Tuesday: Using your notepaper from yesterday, be sure to include the details of Mark’s account of the trial and Peter’s denial, noting the differences. Read Mark 14:53-72. Why did they blindfold Jesus as they were preparing to strike him? Look at the response of Jesus when he was on the “witness stand” — what did his words in verse 62 mean? Look over your sermon notes to recall the significance of his testimonial. Jesus draws from Exodus 3:14, Psalm 110 and Daniel 7:13 and following. Look up these scriptures and see if you can tell why Jesus responded to the high priest by making allusions to these passages. What does Jesus’ testimony tell us about how he understood his ministry?

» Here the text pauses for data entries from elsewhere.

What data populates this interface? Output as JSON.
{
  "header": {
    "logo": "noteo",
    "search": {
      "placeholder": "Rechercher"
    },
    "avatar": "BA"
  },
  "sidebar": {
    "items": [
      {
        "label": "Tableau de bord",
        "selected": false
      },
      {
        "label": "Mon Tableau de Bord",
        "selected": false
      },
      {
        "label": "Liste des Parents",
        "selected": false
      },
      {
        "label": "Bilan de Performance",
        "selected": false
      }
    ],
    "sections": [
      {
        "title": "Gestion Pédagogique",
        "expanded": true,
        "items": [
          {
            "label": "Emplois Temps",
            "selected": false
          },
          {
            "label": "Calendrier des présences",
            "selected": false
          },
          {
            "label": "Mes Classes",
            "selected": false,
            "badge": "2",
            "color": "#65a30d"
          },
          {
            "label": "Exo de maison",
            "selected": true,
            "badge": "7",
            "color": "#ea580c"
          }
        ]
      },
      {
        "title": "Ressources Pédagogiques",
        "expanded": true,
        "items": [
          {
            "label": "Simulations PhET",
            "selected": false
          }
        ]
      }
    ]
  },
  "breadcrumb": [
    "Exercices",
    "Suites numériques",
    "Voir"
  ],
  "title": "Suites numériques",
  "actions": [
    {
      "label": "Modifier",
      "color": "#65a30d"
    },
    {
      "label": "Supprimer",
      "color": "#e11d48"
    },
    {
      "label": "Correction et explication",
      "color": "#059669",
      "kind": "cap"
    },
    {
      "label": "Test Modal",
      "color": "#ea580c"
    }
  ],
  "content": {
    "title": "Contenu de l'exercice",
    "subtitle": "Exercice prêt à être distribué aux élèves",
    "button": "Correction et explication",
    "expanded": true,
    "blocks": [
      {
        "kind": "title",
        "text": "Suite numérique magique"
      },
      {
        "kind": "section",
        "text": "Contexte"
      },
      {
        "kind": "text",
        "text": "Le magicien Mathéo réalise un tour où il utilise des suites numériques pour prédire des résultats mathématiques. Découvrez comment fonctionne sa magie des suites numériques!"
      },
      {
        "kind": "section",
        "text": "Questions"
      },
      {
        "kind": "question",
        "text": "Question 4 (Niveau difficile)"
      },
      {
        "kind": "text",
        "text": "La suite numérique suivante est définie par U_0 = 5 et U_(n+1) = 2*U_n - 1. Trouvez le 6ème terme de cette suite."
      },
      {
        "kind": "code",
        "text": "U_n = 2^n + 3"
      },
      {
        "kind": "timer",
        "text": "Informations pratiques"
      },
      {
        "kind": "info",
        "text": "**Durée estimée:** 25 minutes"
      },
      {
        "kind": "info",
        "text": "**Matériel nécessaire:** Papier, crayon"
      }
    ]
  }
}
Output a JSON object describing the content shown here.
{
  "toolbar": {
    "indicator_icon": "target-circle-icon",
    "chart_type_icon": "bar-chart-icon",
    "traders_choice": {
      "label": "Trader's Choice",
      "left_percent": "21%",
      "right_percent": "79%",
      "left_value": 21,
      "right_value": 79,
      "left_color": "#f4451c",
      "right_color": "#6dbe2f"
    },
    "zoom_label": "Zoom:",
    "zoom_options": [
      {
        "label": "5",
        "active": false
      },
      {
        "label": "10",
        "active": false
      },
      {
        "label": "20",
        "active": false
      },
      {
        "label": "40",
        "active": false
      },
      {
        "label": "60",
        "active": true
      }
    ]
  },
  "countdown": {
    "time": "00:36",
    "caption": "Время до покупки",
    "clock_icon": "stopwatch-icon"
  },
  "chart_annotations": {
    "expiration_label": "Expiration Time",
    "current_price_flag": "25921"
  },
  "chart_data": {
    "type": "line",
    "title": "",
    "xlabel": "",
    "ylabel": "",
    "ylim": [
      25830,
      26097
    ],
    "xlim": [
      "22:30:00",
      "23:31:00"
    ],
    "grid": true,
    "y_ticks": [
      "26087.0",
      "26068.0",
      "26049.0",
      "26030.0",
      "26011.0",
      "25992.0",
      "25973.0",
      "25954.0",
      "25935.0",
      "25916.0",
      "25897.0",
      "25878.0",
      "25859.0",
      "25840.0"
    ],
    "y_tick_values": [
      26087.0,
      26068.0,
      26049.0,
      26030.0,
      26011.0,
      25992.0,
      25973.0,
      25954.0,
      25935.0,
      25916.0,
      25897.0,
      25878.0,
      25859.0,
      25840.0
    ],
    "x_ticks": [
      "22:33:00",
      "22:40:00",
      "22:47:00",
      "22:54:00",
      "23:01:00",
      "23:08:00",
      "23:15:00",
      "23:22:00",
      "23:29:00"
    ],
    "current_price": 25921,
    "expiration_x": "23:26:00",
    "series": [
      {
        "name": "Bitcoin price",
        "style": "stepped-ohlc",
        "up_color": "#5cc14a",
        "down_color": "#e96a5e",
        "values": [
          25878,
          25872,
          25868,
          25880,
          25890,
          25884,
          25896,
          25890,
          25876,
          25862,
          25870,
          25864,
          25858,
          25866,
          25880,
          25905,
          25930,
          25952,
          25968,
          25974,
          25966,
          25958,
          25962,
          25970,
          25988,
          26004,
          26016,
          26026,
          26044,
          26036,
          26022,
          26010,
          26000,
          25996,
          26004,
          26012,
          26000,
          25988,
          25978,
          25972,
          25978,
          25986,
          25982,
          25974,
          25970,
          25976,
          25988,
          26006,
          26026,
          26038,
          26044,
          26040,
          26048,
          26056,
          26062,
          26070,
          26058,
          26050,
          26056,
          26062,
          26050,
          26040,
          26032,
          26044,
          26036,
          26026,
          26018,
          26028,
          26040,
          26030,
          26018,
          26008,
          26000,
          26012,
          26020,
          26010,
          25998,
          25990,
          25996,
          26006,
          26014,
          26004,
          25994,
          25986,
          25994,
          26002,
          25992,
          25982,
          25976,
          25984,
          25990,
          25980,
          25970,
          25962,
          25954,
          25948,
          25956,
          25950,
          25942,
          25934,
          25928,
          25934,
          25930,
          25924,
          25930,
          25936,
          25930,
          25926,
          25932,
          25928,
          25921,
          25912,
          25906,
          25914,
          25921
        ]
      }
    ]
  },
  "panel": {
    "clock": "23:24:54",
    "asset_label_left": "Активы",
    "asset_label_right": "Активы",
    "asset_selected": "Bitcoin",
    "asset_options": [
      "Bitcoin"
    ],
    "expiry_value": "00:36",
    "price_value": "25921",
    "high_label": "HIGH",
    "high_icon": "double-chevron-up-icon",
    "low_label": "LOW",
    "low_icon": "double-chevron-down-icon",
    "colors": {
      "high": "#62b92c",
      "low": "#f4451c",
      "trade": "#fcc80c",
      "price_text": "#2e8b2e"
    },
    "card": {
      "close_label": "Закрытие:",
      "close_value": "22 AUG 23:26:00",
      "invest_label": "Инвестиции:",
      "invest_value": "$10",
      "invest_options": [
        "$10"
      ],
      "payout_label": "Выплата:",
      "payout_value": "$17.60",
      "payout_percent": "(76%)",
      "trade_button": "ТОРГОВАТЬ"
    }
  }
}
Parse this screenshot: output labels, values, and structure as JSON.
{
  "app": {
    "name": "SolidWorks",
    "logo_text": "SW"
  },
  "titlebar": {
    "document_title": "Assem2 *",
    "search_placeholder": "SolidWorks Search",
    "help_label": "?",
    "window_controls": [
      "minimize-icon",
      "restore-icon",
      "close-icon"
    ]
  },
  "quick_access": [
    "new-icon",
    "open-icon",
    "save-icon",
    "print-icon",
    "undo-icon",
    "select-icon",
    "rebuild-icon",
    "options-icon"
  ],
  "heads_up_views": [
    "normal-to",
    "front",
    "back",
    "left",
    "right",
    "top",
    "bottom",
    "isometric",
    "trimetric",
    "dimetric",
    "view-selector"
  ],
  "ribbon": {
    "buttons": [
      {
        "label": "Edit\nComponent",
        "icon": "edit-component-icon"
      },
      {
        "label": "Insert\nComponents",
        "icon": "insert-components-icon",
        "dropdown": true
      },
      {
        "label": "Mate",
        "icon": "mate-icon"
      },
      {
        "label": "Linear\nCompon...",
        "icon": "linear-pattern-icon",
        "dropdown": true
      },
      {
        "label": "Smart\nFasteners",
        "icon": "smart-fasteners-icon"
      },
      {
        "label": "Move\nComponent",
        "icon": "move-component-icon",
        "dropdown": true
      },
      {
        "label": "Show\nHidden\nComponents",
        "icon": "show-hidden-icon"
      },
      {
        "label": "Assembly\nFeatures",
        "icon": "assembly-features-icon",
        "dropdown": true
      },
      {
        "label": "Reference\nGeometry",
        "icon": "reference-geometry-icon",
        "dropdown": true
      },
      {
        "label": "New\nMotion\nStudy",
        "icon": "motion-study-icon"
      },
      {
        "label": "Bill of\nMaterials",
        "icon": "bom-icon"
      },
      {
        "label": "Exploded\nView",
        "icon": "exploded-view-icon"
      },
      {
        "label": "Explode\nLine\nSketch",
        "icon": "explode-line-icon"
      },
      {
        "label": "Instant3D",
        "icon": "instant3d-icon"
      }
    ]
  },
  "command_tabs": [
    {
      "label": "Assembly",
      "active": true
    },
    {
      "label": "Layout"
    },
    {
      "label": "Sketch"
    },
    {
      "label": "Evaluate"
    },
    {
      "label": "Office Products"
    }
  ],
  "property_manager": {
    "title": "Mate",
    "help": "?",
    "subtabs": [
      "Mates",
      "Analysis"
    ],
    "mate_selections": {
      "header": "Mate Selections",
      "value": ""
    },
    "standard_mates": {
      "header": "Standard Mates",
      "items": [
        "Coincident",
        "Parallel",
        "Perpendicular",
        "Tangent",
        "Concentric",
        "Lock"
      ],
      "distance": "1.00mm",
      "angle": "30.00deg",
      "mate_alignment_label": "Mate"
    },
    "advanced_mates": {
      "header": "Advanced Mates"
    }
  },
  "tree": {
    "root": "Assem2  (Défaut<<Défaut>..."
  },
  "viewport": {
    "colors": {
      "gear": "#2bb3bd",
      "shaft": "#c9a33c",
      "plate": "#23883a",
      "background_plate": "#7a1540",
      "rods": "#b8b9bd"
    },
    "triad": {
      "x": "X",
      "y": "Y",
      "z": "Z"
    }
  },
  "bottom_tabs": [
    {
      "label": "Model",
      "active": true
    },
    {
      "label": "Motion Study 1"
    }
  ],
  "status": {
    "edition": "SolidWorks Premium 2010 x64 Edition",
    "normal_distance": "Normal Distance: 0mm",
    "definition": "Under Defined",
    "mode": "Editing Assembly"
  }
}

Wednesday: Write down on your notepaper the similarities and differences between Luke’s account of the trial before the Sanhedrin and Mark and Matthew’s accounts. Read Luke 22:54-71. How much courage did it take for Peter to come into the courtyard with the guards who had arrested Jesus? If Jesus was arrested about midnight and finally arrived at the High Priest’s home by 1 •.00 am, try to imagine the time these various things take place. What hints do you have that help you set a time for this. Notice, Luke tells us Jesus looked at Peter from the place he was being held at the moment Peter denied Jesus the third time. Imagine this look across the courtyard. How do you see this in your mind’s eye? What other differences do you see between this account and Matthew and Mark’s accounts? Reflecting upon your notes from Sunday’s sermon, why did the early church recount Peter’s story of his denial of Jesus?
Thursday: Today we turn to John’s account of the arrest and denial. Again, note the similarities and differences between the four gospel accounts of this event, Read John 1 8:12-27. John does not mention the entire Sanhedrin — he may assume the reader knows about this body meeting to try Jesus, but he doesn’t mention this. Instead, he mentions two trials — one before the former high priest, Annas and a second before the sitting high priest, Caiphas. Put all of this information together from your study to get a harmonized or comprehensive picture of what happened. Reflect again upon the reasons two high priests (first century Popes) called for Jesus’ death. How do you envision the tone of Jesus when he speaks here? What does Peter’s denial mean to you?
Friday: Let’s see how the story of Peter’s denial of Jesus is resolved. Read John 21:15-19. This takes place after the resurrection. How many times does Jesus ask about Peter’s love? What is the significance of this? What did this story mean to Peter? To you?
Copyright 0 2006, The United Methodist Church of the Resurrection.
13720 Roe, Leawood, Kansas 66224, (913) 897-0120 voice, (913) 897-0361 fax http://www.cor.org